A new study by scientists from the National Aeronautics and Space Administration (NASA) used satellites to confirm global warming data from the Goddard Space Research Institute (Gistemp).
Global temperatures are steadily increasing, but different data, inconclusive results, temperature variability, and gaps in past climate records can make it difficult to come to any specific climate conclusions besides the fact that the Earth is warming due to an increase in atmospheric greenhouse gases.
But in a new study, NASA analyzed the temperature of the Earth’s skin from 2003 to 2017, measured using the satellite infrared system AIRS (Atmosphere Infra-Red Sounder). AIRS measures the temperature of the ocean surface, land, and snow and ice-covered areas.
Scientists took this data and compared it with the temperature of the planet’s surface over the same 15-year period recorded by the ground stations that make up the GISTEMP.

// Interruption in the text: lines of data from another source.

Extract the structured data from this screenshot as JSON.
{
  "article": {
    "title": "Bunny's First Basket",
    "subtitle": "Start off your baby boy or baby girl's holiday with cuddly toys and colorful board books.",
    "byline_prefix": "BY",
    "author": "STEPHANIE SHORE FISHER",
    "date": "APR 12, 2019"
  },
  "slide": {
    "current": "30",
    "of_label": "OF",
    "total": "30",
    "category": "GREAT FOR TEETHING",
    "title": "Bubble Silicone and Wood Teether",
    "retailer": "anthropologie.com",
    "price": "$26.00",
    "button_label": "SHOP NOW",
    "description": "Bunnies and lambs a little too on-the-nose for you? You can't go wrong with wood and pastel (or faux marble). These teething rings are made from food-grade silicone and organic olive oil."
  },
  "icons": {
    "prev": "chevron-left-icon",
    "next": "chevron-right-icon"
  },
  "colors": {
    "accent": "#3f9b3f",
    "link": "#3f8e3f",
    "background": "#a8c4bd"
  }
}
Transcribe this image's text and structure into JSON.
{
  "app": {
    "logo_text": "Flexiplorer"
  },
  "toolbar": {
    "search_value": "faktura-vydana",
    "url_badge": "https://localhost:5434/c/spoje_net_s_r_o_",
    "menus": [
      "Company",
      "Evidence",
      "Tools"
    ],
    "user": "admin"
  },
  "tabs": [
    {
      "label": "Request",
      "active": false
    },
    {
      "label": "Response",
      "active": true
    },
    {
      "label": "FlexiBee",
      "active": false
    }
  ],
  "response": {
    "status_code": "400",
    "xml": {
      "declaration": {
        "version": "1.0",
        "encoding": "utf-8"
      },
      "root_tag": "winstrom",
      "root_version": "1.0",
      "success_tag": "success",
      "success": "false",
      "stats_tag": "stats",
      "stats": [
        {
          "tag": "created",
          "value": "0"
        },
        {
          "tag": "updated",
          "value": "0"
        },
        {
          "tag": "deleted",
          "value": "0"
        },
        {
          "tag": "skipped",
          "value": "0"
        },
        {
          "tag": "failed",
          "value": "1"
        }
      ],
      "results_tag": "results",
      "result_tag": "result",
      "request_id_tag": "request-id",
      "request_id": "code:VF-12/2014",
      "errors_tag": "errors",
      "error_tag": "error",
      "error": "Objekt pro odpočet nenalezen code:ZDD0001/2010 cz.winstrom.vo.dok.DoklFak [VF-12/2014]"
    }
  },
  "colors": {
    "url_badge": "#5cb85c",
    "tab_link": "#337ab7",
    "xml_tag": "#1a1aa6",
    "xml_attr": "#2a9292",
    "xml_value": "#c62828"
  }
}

To compare this data, NASA researchers used a monthly grid to display each data set and the average monthly temperatures between them.
In general, the data sets matched, and the researchers were able to confirm the results of the GISTEMP with satellite data.
“The AIRS data complements GISTEMP because it has higher spatial resolution than GISTEMP and has a more comprehensive global coverage,” said Dr. Joel Suskind, lead author of the study.
“Both sets of data show that the surface of the earth was warming up globally during this period, and that 2016, 2017 and 2015 were the warmest years.”
The study shows how climate and temperature measurements can be used to complement each other and validate data on climate change.
“Our work also shows that additional satellite analysis of surface temperature serves as an important component of surface estimates,” said Dr. Gavin Schmidt, co-author of the study.